Each entry below should be echoed exactly, with pictures omitted.

====== SUPPLIED INFORMATION ======

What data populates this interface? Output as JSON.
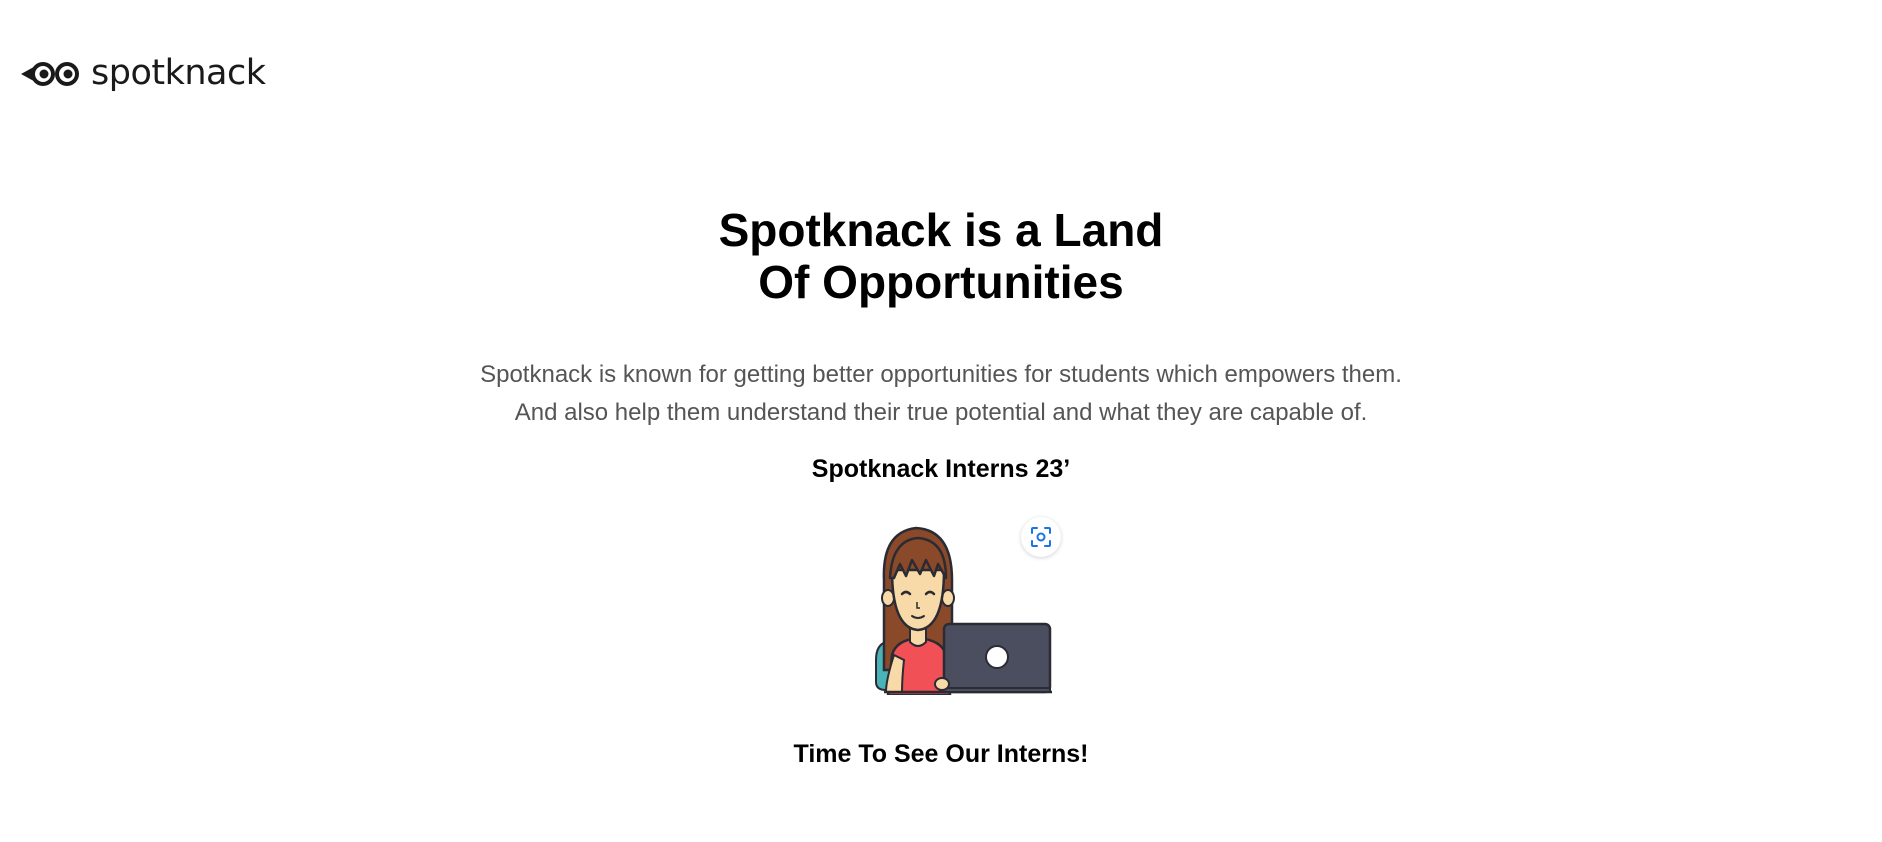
{
  "header": {
    "logo_text": "spotknack",
    "logo_icon": "eyes-logo-icon"
  },
  "hero": {
    "title_line1": "Spotknack is a Land",
    "title_line2": "Of Opportunities",
    "description_line1": "Spotknack is known for getting better opportunities for students which empowers them.",
    "description_line2": "And also help them understand their true potential and what they are capable of."
  },
  "interns": {
    "heading": "Spotknack Interns 23’",
    "illustration": "intern-with-laptop-illustration",
    "lens_icon": "visual-search-icon",
    "cta": "Time To See Our Interns!"
  },
  "colors": {
    "title": "#000000",
    "description": "#555555",
    "shirt": "#f05056",
    "laptop": "#4a4e5e",
    "hair": "#8a4a2a",
    "skin": "#f8d9a8"
  }
}
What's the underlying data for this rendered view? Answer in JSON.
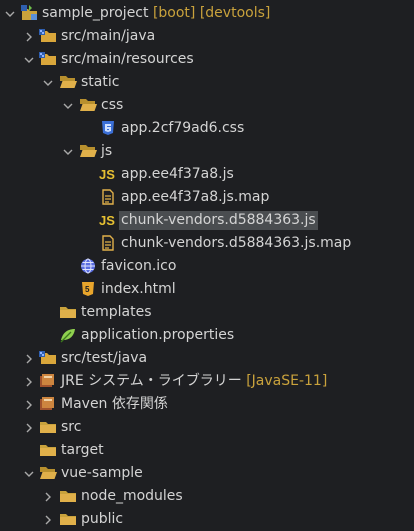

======

EXERCISE RESULT —
What data populates this interface? Output as JSON.
{
  "header": {
    "logo_text": "spotknack",
    "logo_icon": "eyes-logo-icon"
  },
  "hero": {
    "title_line1": "Spotknack is a Land",
    "title_line2": "Of Opportunities",
    "description_line1": "Spotknack is known for getting better opportunities for students which empowers them.",
    "description_line2": "And also help them understand their true potential and what they are capable of."
  },
  "interns": {
    "heading": "Spotknack Interns 23’",
    "illustration": "intern-with-laptop-illustration",
    "lens_icon": "visual-search-icon",
    "cta": "Time To See Our Interns!"
  },
  "colors": {
    "title": "#000000",
    "description": "#555555",
    "shirt": "#f05056",
    "laptop": "#4a4e5e",
    "hair": "#8a4a2a",
    "skin": "#f8d9a8"
  }
}
What's the underlying data for this rendered view? Answer in JSON.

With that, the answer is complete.